[The inside of the Pantheon in Oxford Road.]
R Sayer, Excd., Publish'd Augst, 15, 1772.
Mezzotint, scratched letter proof before title, 470 x 560mm. 18½ x 22". Trimmed to plate. Diagonal crease through centre of image. Some scuffs and scrapes to the mezzotint surface.
A group of men and women stand conversing amongst tall marble pillars, inside a richly decorated hall. In the background are more open rooms and several figures, with statues set within niches along the walls. A slightly satirical take on fashionable 18th century London society. The Pantheon was a place of public entertainment on the south side of Oxford Street, designed by James Wyatt. It opened in 1772, when the main rotunda was one of the largest rooms in England. Originally built as a set of winter assembly rooms, it was later briefly converted into a theatre. Before being demolished in 1937, it was a bazaar and a wine merchant's show room for over a hundred years.
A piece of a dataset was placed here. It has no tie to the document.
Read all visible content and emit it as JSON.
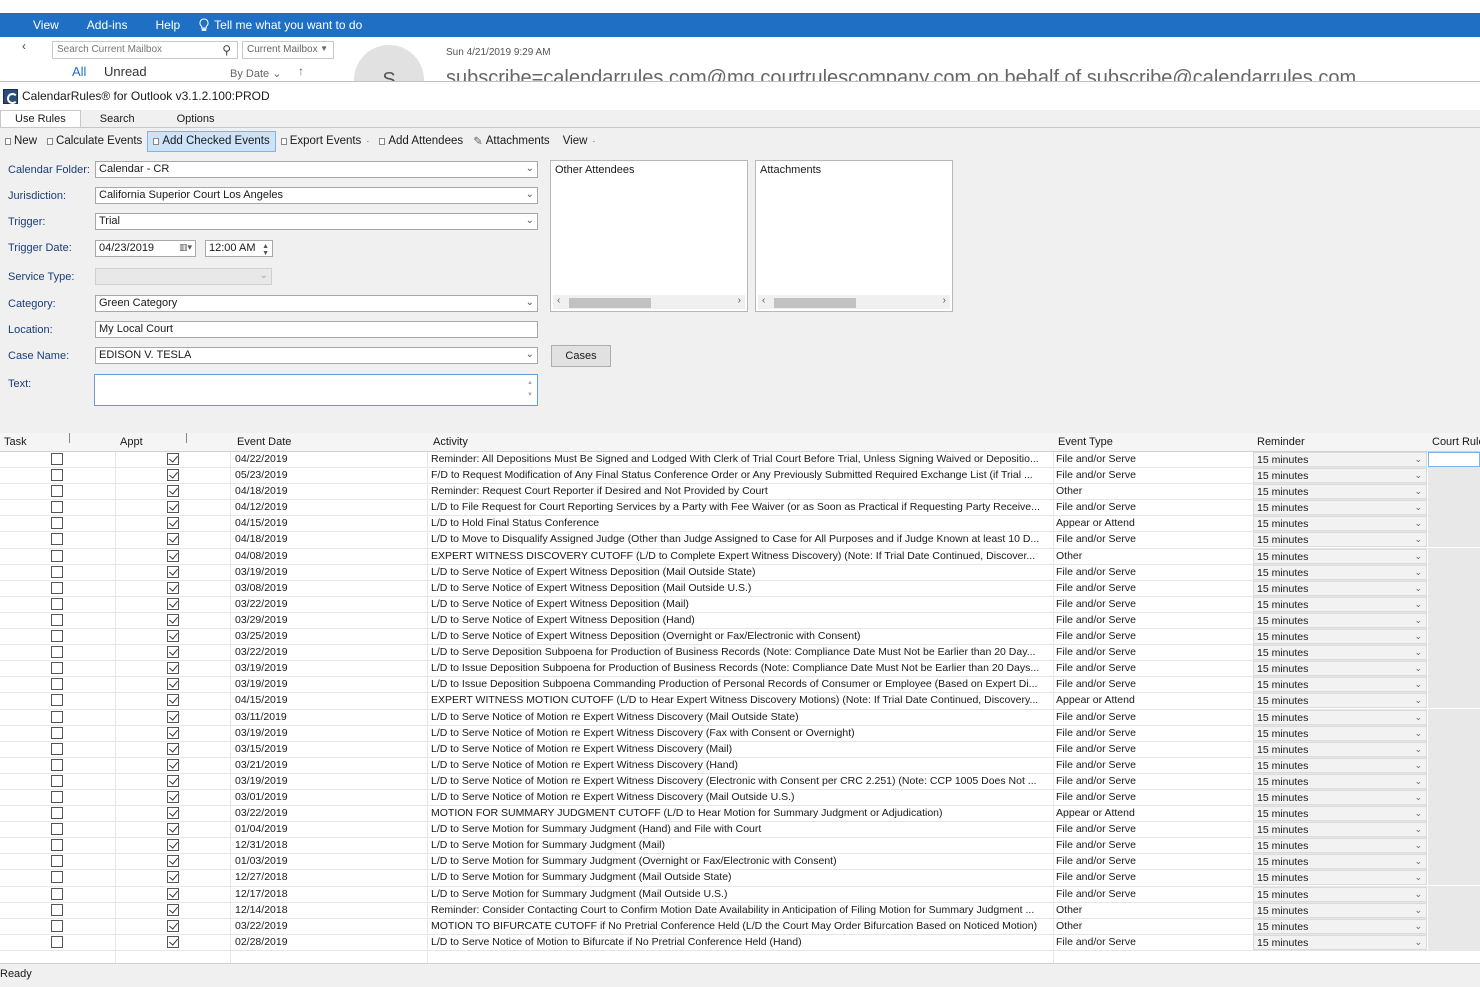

After Michel Vincent Brandoin (1733 - 1790), known as Charles Brandoin, a Swiss painter, watercolourist, draughtsman, and caricaturist working in London.
Wessely: 100, I. Chaloner Smith: 45. BM Satires: 5091.
[Ref: 12142] £750.00